My advice to the SEC: Do it and do it soon. Common sense would seem to prevail, but for some CEOs, arrogance gets in the way."Arrogance gets in the way." As far as we know, that's been Netflix since Hastings took credit for its founding. Things went well. He believed his own hype. He got what he wanted -- complete control. Maybe not officially, but it might as well be, given the figurehead board and executive team Hastings has in place. It's this arrogance, this disregard for anything but the trajectory of your personal and professional destiny that gets companies in trouble. When you buy shares of Netflix, you're not buying a stake in a company -- in an organization with checks and balances -- you're putting your faith in one guy. Given what we know about this one guy, that's a scary proposition. Follow @rocco_thestreet --Written by Rocco Pendola in Santa Monica, Calif.
This is not the first time Hastings has appeared on the SEC's radar. Late last year, a report hit claiming that the Commission wanted to know more about how Netflix reports subscribers metrics, as I noted on Seeking Alpha at the time. Hastings, for all intents and purposes, seemed to think the SEC was out of line for asking. Netflix now reports less subscriber data, not more. Along similar lines, Netflix has a history of ignoring the will of its shareholders. At the 2011 annual meeting, investors overwhelmingly passed a measure Hastings disagreed with; he directed the board to shoot it down. Just hideous, practically non-existent corporate governance. And, of course, Hastings is willing to dilute the living snot out of his stock if Carl Icahn or anybody else buys too many shares.
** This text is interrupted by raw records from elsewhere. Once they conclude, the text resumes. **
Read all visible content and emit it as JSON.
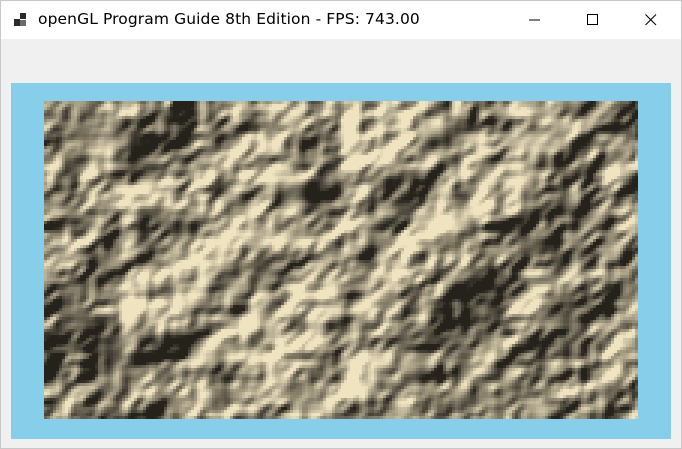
{
  "window": {
    "title": "openGL Program Guide 8th Edition - FPS: 743.00",
    "icon": "app-window-icon",
    "controls": {
      "minimize": "minimize-icon",
      "maximize": "maximize-icon",
      "close": "close-icon"
    }
  },
  "viewport": {
    "clear_color": "#87ceeb",
    "content": "rock-texture-quad",
    "texture_colors": {
      "dark": "#3a3424",
      "mid": "#8c8468",
      "light": "#d8d2bc",
      "highlight": "#f4f2ea"
    }
  }
}
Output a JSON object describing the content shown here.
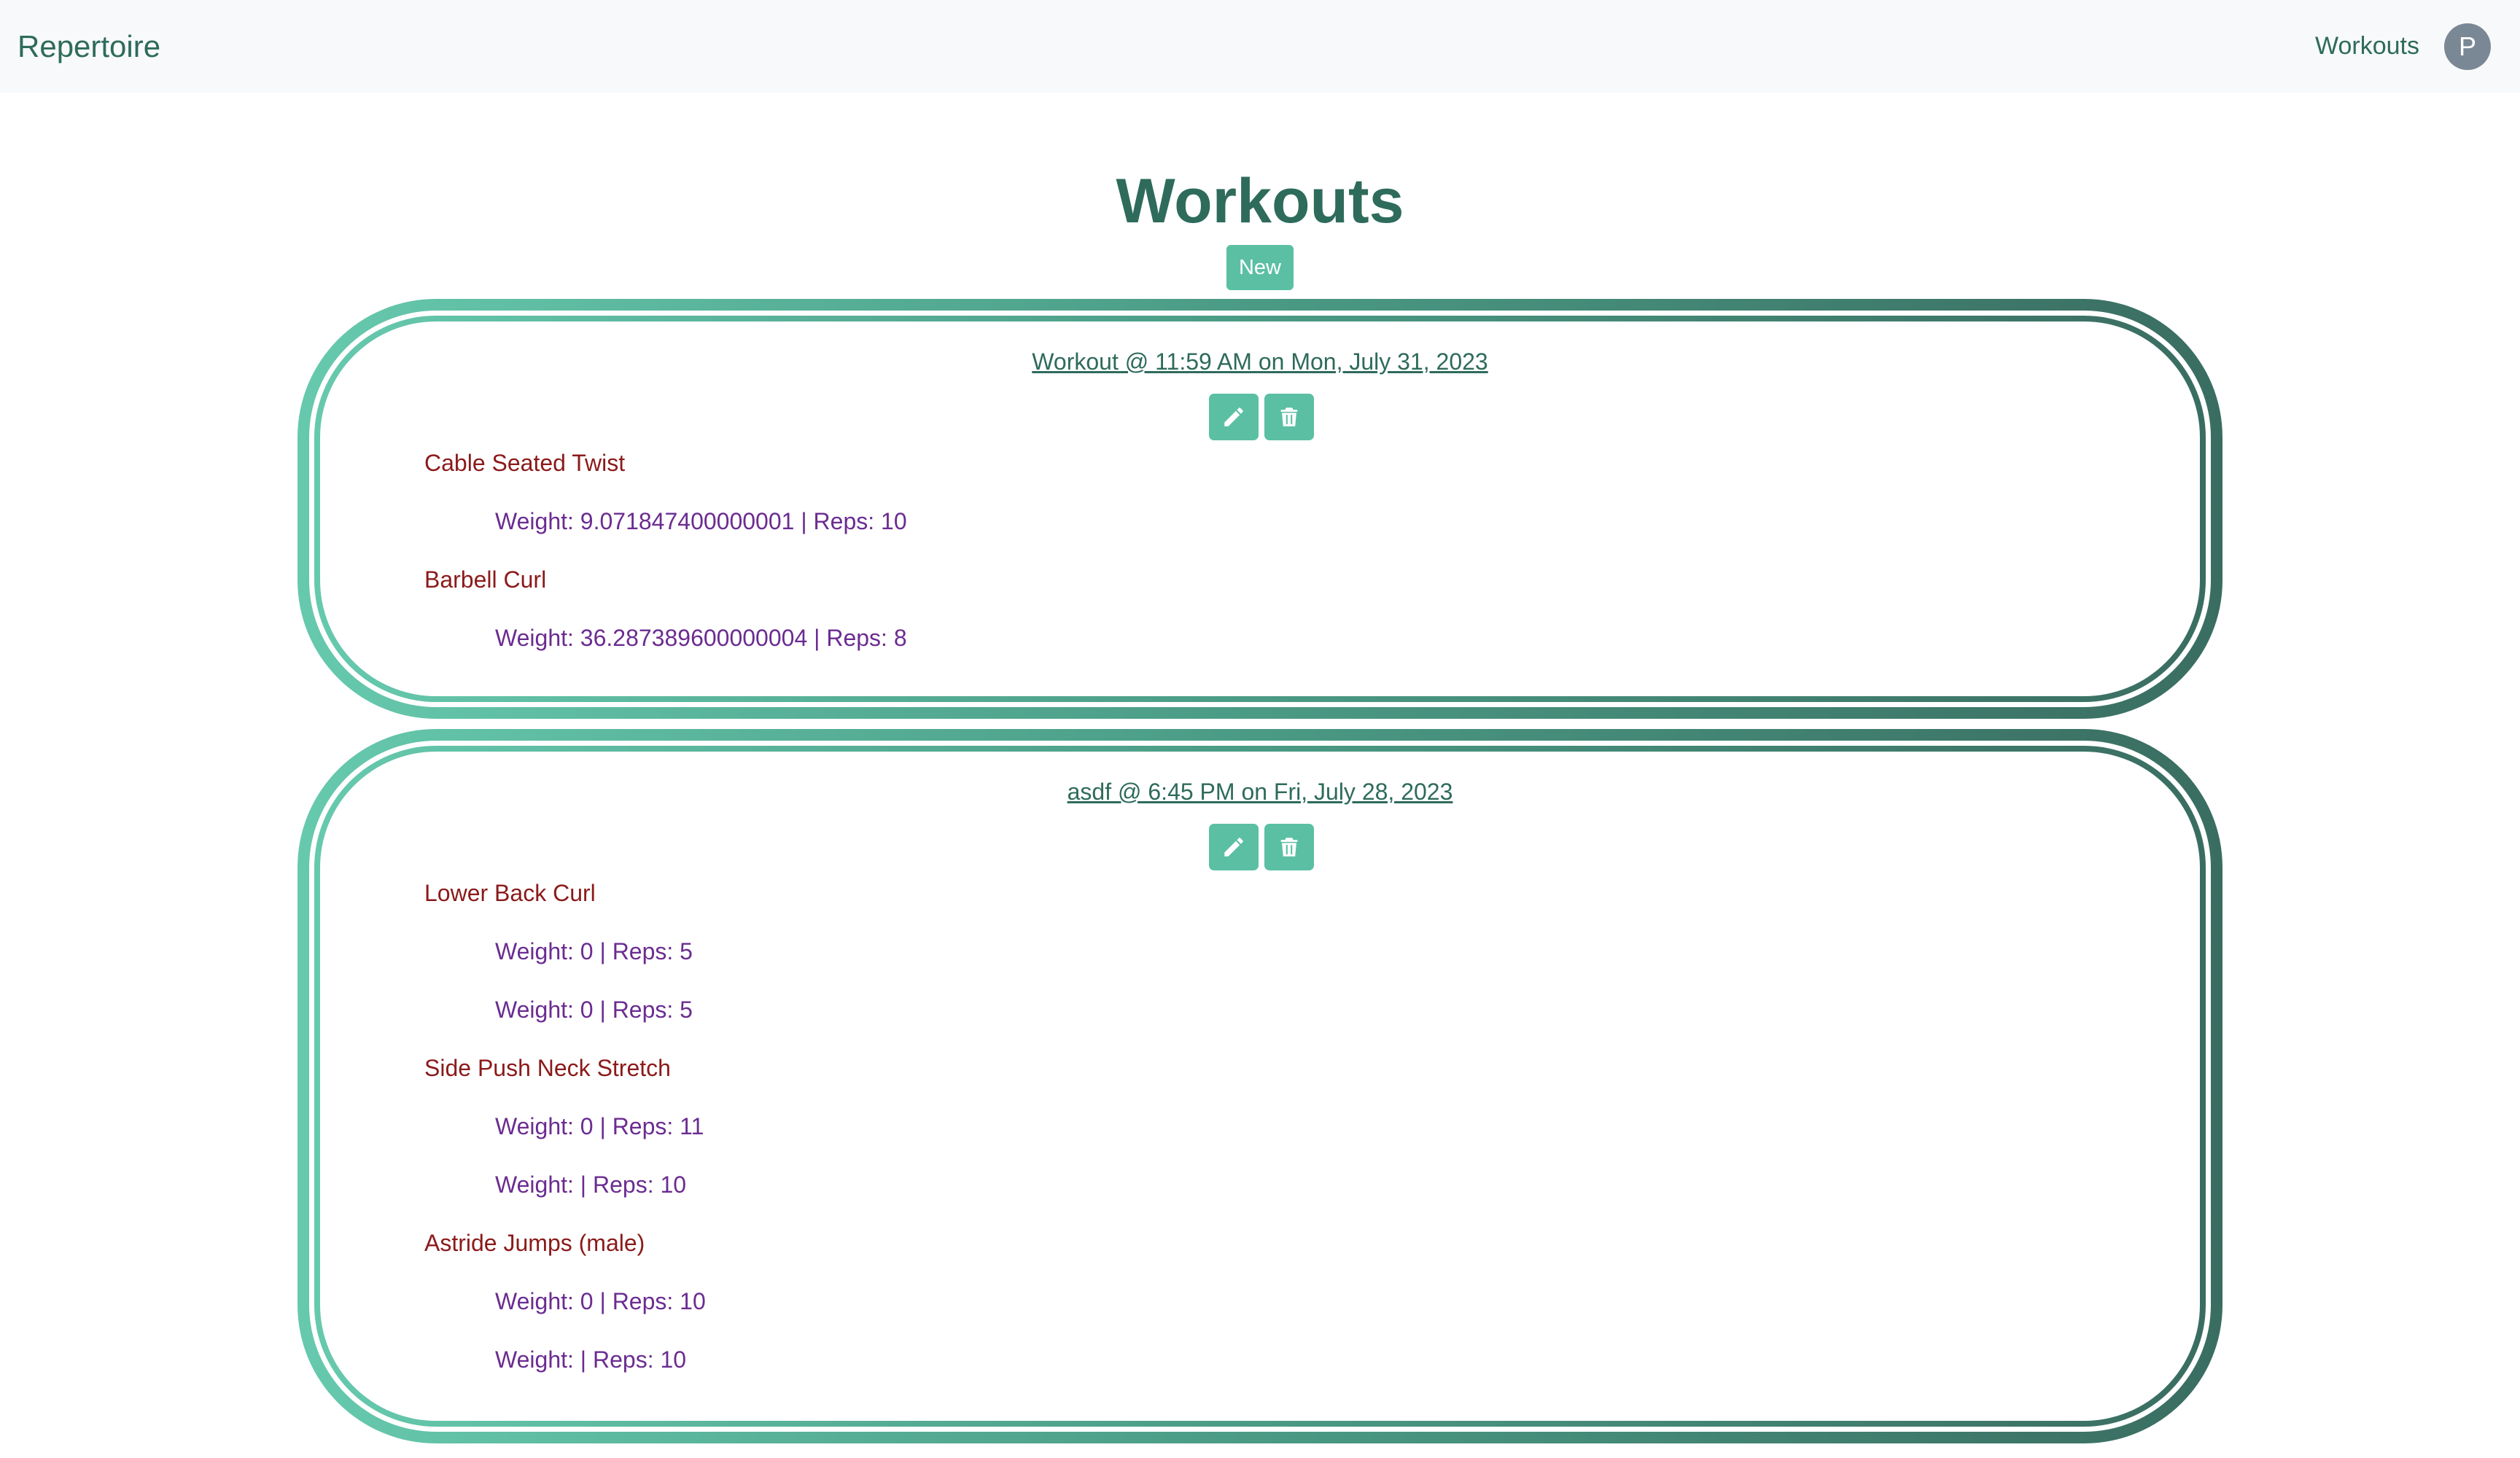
{
  "navbar": {
    "brand": "Repertoire",
    "workouts_link": "Workouts",
    "avatar_initial": "P"
  },
  "page": {
    "title": "Workouts",
    "new_button": "New"
  },
  "workouts": [
    {
      "title": "Workout @ 11:59 AM on Mon, July 31, 2023",
      "exercises": [
        {
          "name": "Cable Seated Twist",
          "sets": [
            "Weight: 9.071847400000001 | Reps: 10"
          ]
        },
        {
          "name": "Barbell Curl",
          "sets": [
            "Weight: 36.287389600000004 | Reps: 8"
          ]
        }
      ]
    },
    {
      "title": "asdf @ 6:45 PM on Fri, July 28, 2023",
      "exercises": [
        {
          "name": "Lower Back Curl",
          "sets": [
            "Weight: 0 | Reps: 5",
            "Weight: 0 | Reps: 5"
          ]
        },
        {
          "name": "Side Push Neck Stretch",
          "sets": [
            "Weight: 0 | Reps: 11",
            "Weight: | Reps: 10"
          ]
        },
        {
          "name": "Astride Jumps (male)",
          "sets": [
            "Weight: 0 | Reps: 10",
            "Weight: | Reps: 10"
          ]
        }
      ]
    }
  ],
  "icons": {
    "edit": "pencil-icon",
    "delete": "trash-icon"
  },
  "colors": {
    "accent": "#5bbfa3",
    "heading": "#2e6b5b",
    "exercise_name": "#8b1a1a",
    "set_text": "#6b2c91",
    "navbar_bg": "#f8f9fa"
  }
}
Hastings' poison pill strategy does not represent the best interest of his company, but is simply a guarantee he personally maintains control. In his response to the SEC this time around, Hastings tells the government it's wrong and here's how it should interpret the "Fair Disclosure" regulation. Kudos to CNBC's Herb Greenberg, who saw this coming back it when happened in July. At the time, Greenberg noted on CNBC that the SEC needed to deal with social media as it pertains to Reg FD: